[Collection entries]
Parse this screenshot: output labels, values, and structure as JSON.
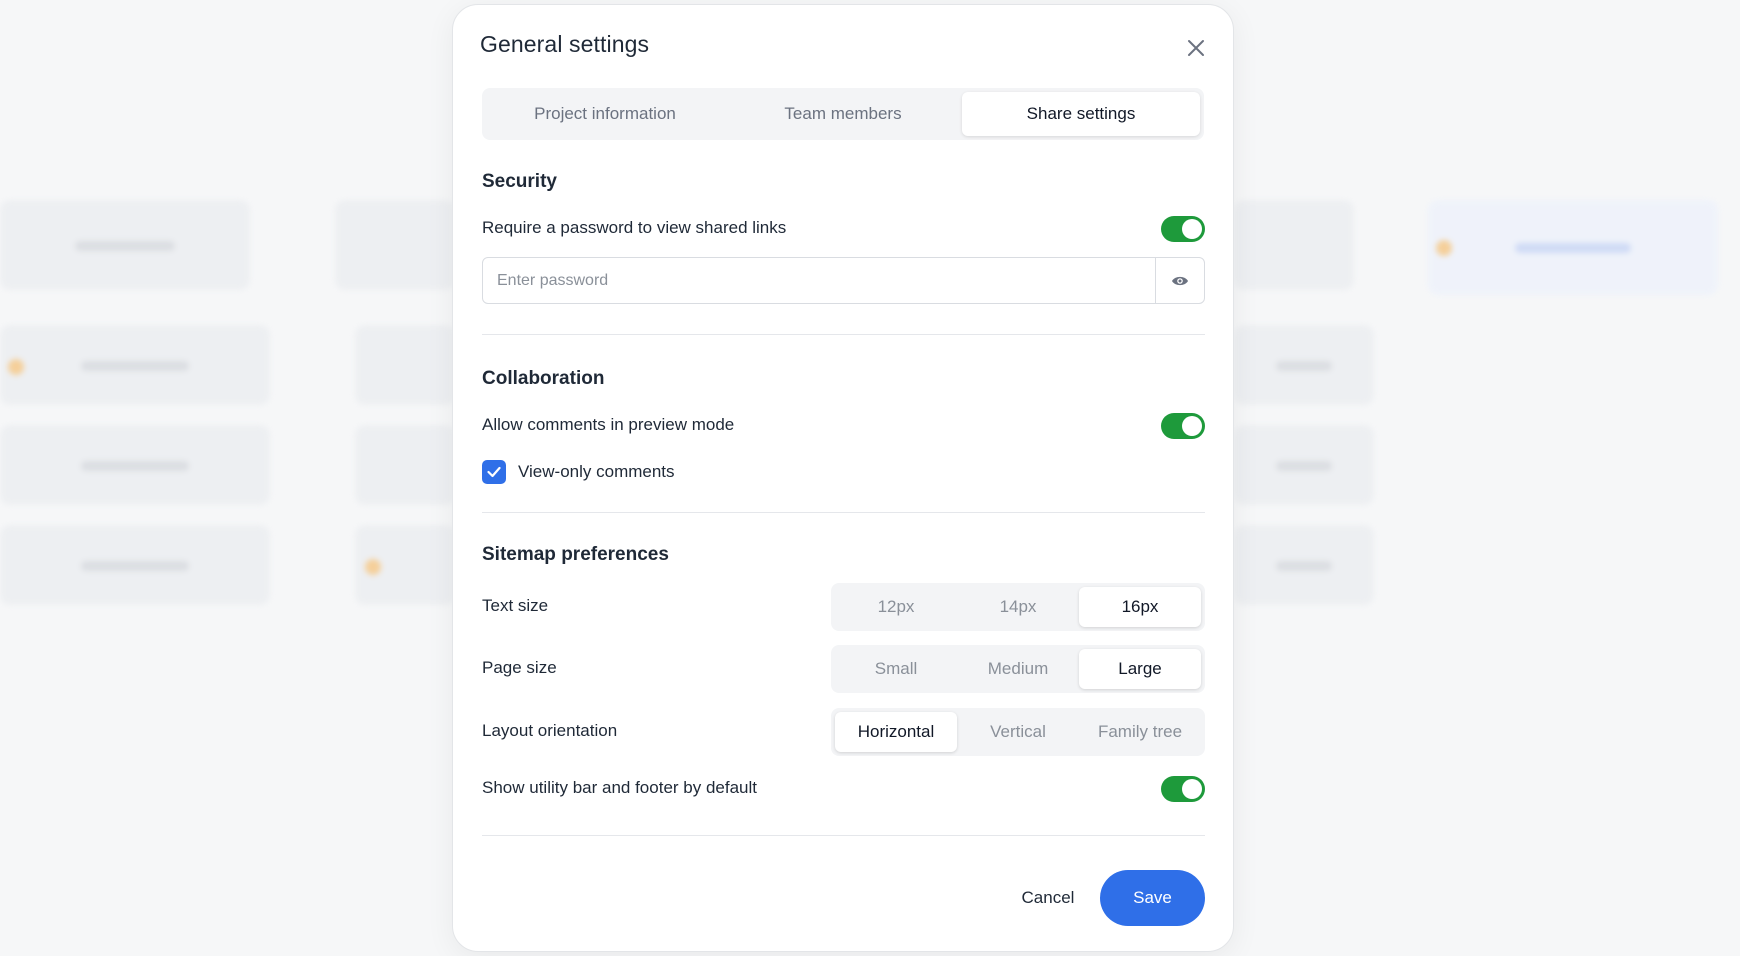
{
  "dialog": {
    "title": "General settings",
    "close_icon": "close-icon"
  },
  "tabs": [
    {
      "label": "Project information",
      "active": false
    },
    {
      "label": "Team members",
      "active": false
    },
    {
      "label": "Share settings",
      "active": true
    }
  ],
  "security": {
    "title": "Security",
    "require_password_label": "Require a password to view shared links",
    "require_password_enabled": true,
    "password_value": "",
    "password_placeholder": "Enter password",
    "reveal_icon": "eye-icon"
  },
  "collaboration": {
    "title": "Collaboration",
    "allow_comments_label": "Allow comments in preview mode",
    "allow_comments_enabled": true,
    "view_only_label": "View-only comments",
    "view_only_checked": true
  },
  "sitemap": {
    "title": "Sitemap preferences",
    "text_size": {
      "label": "Text size",
      "options": [
        "12px",
        "14px",
        "16px"
      ],
      "selected": "16px"
    },
    "page_size": {
      "label": "Page size",
      "options": [
        "Small",
        "Medium",
        "Large"
      ],
      "selected": "Large"
    },
    "layout_orientation": {
      "label": "Layout orientation",
      "options": [
        "Horizontal",
        "Vertical",
        "Family tree"
      ],
      "selected": "Horizontal"
    },
    "utility_bar_label": "Show utility bar and footer by default",
    "utility_bar_enabled": true
  },
  "footer": {
    "cancel_label": "Cancel",
    "save_label": "Save"
  },
  "colors": {
    "toggle_on": "#1e9a3b",
    "primary": "#2f6fe8"
  }
}
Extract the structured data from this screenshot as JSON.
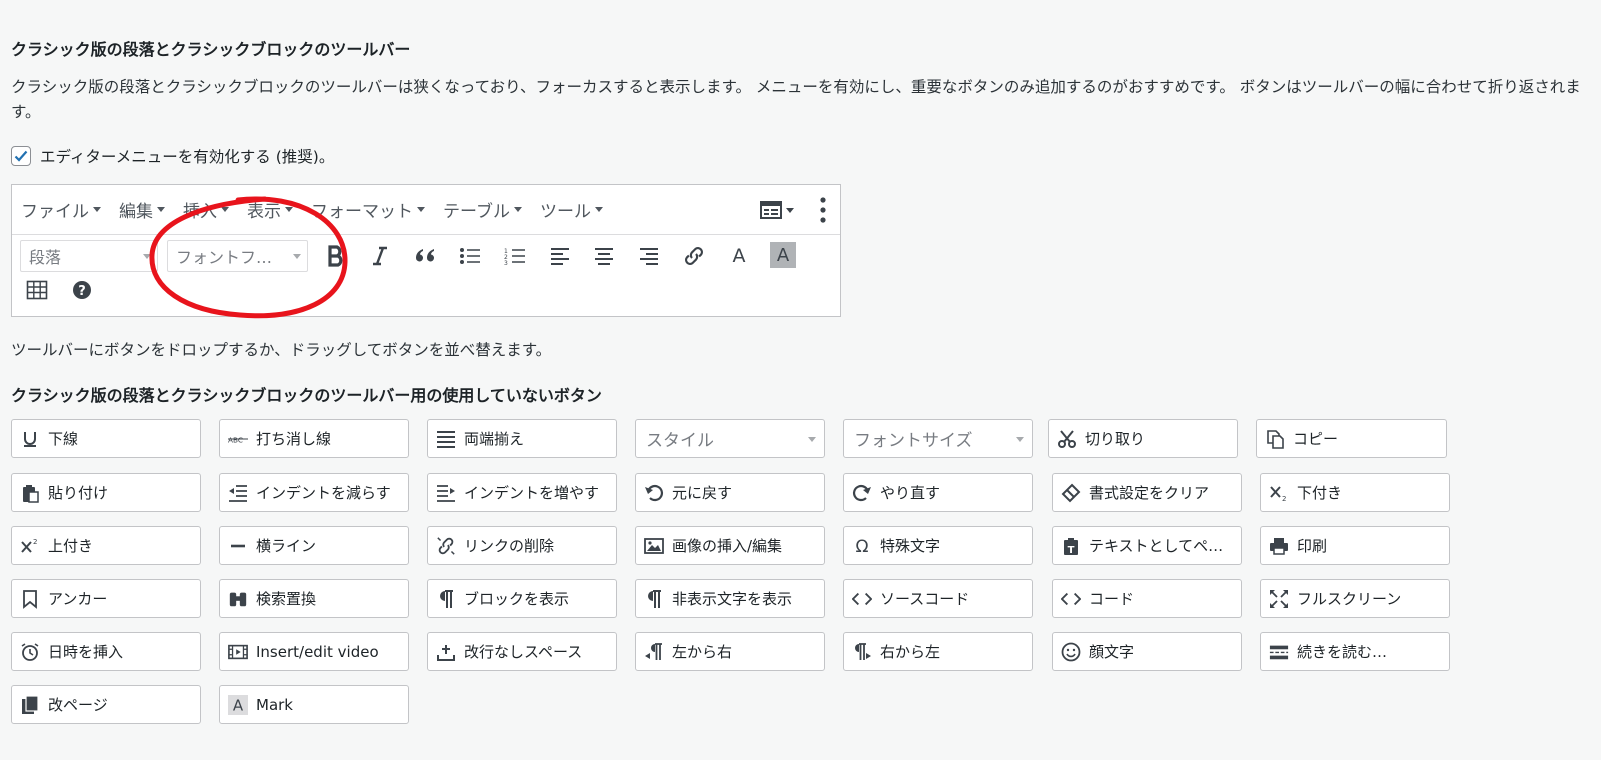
{
  "section_title": "クラシック版の段落とクラシックブロックのツールバー",
  "description": "クラシック版の段落とクラシックブロックのツールバーは狭くなっており、フォーカスすると表示します。 メニューを有効にし、重要なボタンのみ追加するのがおすすめです。 ボタンはツールバーの幅に合わせて折り返されます。",
  "enable_menu": {
    "label": "エディターメニューを有効化する (推奨)。",
    "checked": true
  },
  "menubar": [
    "ファイル",
    "編集",
    "挿入",
    "表示",
    "フォーマット",
    "テーブル",
    "ツール"
  ],
  "toolbar": {
    "format_select": "段落",
    "font_select": "フォントフ…",
    "color_letter": "A",
    "bg_letter": "A"
  },
  "help_text": "ツールバーにボタンをドロップするか、ドラッグしてボタンを並べ替えます。",
  "unused_title": "クラシック版の段落とクラシックブロックのツールバー用の使用していないボタン",
  "unused_rows": [
    [
      {
        "label": "下線",
        "icon": "underline-icon"
      },
      {
        "label": "打ち消し線",
        "icon": "strikethrough-icon"
      },
      {
        "label": "両端揃え",
        "icon": "justify-icon"
      },
      {
        "label": "スタイル",
        "icon": "select"
      },
      {
        "label": "フォントサイズ",
        "icon": "select"
      },
      {
        "label": "切り取り",
        "icon": "scissors-icon"
      },
      {
        "label": "コピー",
        "icon": "copy-icon"
      }
    ],
    [
      {
        "label": "貼り付け",
        "icon": "paste-icon"
      },
      {
        "label": "インデントを減らす",
        "icon": "outdent-icon"
      },
      {
        "label": "インデントを増やす",
        "icon": "indent-icon"
      },
      {
        "label": "元に戻す",
        "icon": "undo-icon"
      },
      {
        "label": "やり直す",
        "icon": "redo-icon"
      },
      {
        "label": "書式設定をクリア",
        "icon": "eraser-icon"
      },
      {
        "label": "下付き",
        "icon": "subscript-icon"
      }
    ],
    [
      {
        "label": "上付き",
        "icon": "superscript-icon"
      },
      {
        "label": "横ライン",
        "icon": "horizontal-line-icon"
      },
      {
        "label": "リンクの削除",
        "icon": "unlink-icon"
      },
      {
        "label": "画像の挿入/編集",
        "icon": "image-icon"
      },
      {
        "label": "特殊文字",
        "icon": "omega-icon"
      },
      {
        "label": "テキストとしてペ…",
        "icon": "paste-text-icon"
      },
      {
        "label": "印刷",
        "icon": "print-icon"
      }
    ],
    [
      {
        "label": "アンカー",
        "icon": "bookmark-icon"
      },
      {
        "label": "検索置換",
        "icon": "binoculars-icon"
      },
      {
        "label": "ブロックを表示",
        "icon": "pilcrow-icon"
      },
      {
        "label": "非表示文字を表示",
        "icon": "pilcrow-icon"
      },
      {
        "label": "ソースコード",
        "icon": "code-icon"
      },
      {
        "label": "コード",
        "icon": "code-icon"
      },
      {
        "label": "フルスクリーン",
        "icon": "fullscreen-icon"
      }
    ],
    [
      {
        "label": "日時を挿入",
        "icon": "clock-icon"
      },
      {
        "label": "Insert/edit video",
        "icon": "video-icon"
      },
      {
        "label": "改行なしスペース",
        "icon": "nbsp-icon"
      },
      {
        "label": "左から右",
        "icon": "ltr-icon"
      },
      {
        "label": "右から左",
        "icon": "rtl-icon"
      },
      {
        "label": "顔文字",
        "icon": "smiley-icon"
      },
      {
        "label": "続きを読む…",
        "icon": "readmore-icon"
      }
    ],
    [
      {
        "label": "改ページ",
        "icon": "pagebreak-icon"
      },
      {
        "label": "Mark",
        "icon": "mark-icon"
      }
    ]
  ],
  "colors": {
    "annotation": "#e8141c",
    "accent": "#2271b1"
  }
}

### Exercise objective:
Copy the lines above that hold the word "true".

### Result of this task:
      "active": true
    "require_password_enabled": true,
    "allow_comments_enabled": true,
    "view_only_checked": true
    "utility_bar_enabled": true
    "checked": true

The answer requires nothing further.